Location: Barbuda

It was my distinct pleasure to begin today by waking everyone up with some lively guitar playing at an early wake-up of 5:45 am so we could begin our trip to Barbuda. Once rousted out of bed, we hoisted sail and began the watch shifts for the trip, falling into a now easy system only somewhat disturbed by a few people’s return of seasickness. What was unique about today’s passage was that we were not going to use the GPS but rather take fixes while we were still close to land and then use dead reckoning till we saw land again. “Taking a fix” requires focusing on some landmark of known location (a.k.a. it’s on the chart) and using a compass to see what direction it’s in. By drawing rays from several fixed points, one can relatively accurately plot a point where they all intersect (or make a triangle if you’ve done three). Dead reckoning is a simple calculation that basically states, “This is where we were an hour ago, we’ve been following this course and going this speed, so we should be here.” Such useful skills we recently acquired in our MTE class only the day before, but I’d like to think we’re a competent bunch and fairly capable. These methods obviously don’t account for current, and this explains why we were a bit off in our final point, but we made it in just fine. Barbuda has many small reefs around it, so as an extra precaution, Casey went up to the crow’s nest to look down from above, and I decided to follow. Looking down at everyone busying around the deck while flying way up in the breeze was very relaxing and a nice break from hauling on things, particularly since I’ve had a nasty run-in with the main sheet that left me pretty blistered. It also provided a great view of things like jumping eagle rays and the advancing extremely flat land. Barbuda is formed by the erosion of a subducted tectonic plate, so it has the postcard-perfect fine sandy beaches people like to think of in the Caribbean. After dropping two anchors, since it’s very windy, people shuttled off to the beach or to go snorkeling and generally recuperate.
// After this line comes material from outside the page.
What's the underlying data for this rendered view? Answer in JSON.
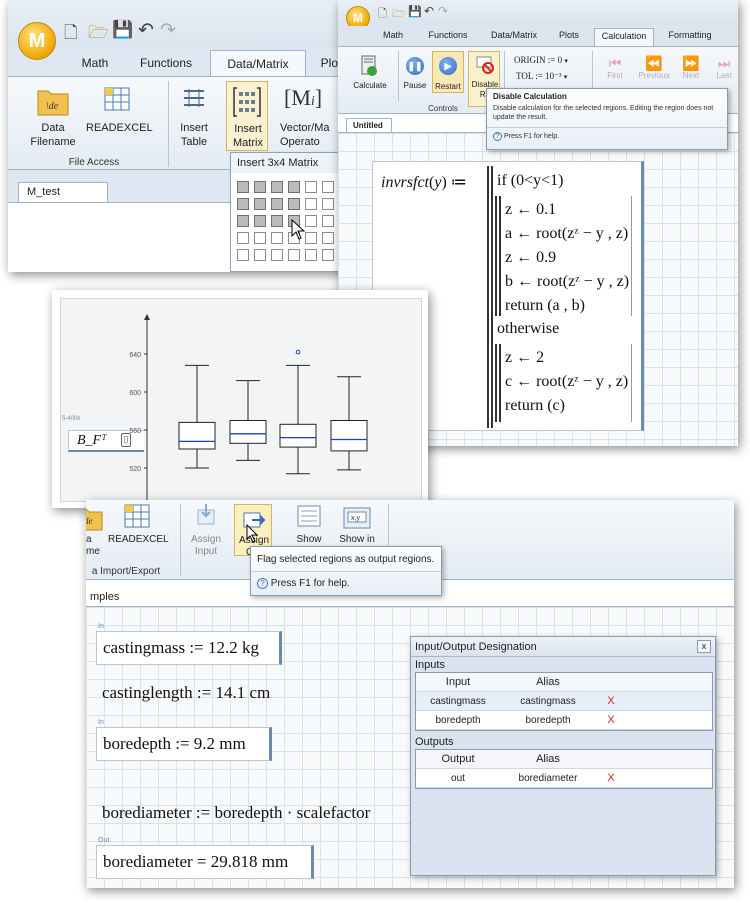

This evening we are slated to finish hearing people’s oceanography presentations. I hope everyone is excited to hear mine on hydrothermal vents! (oh boy, oh boy)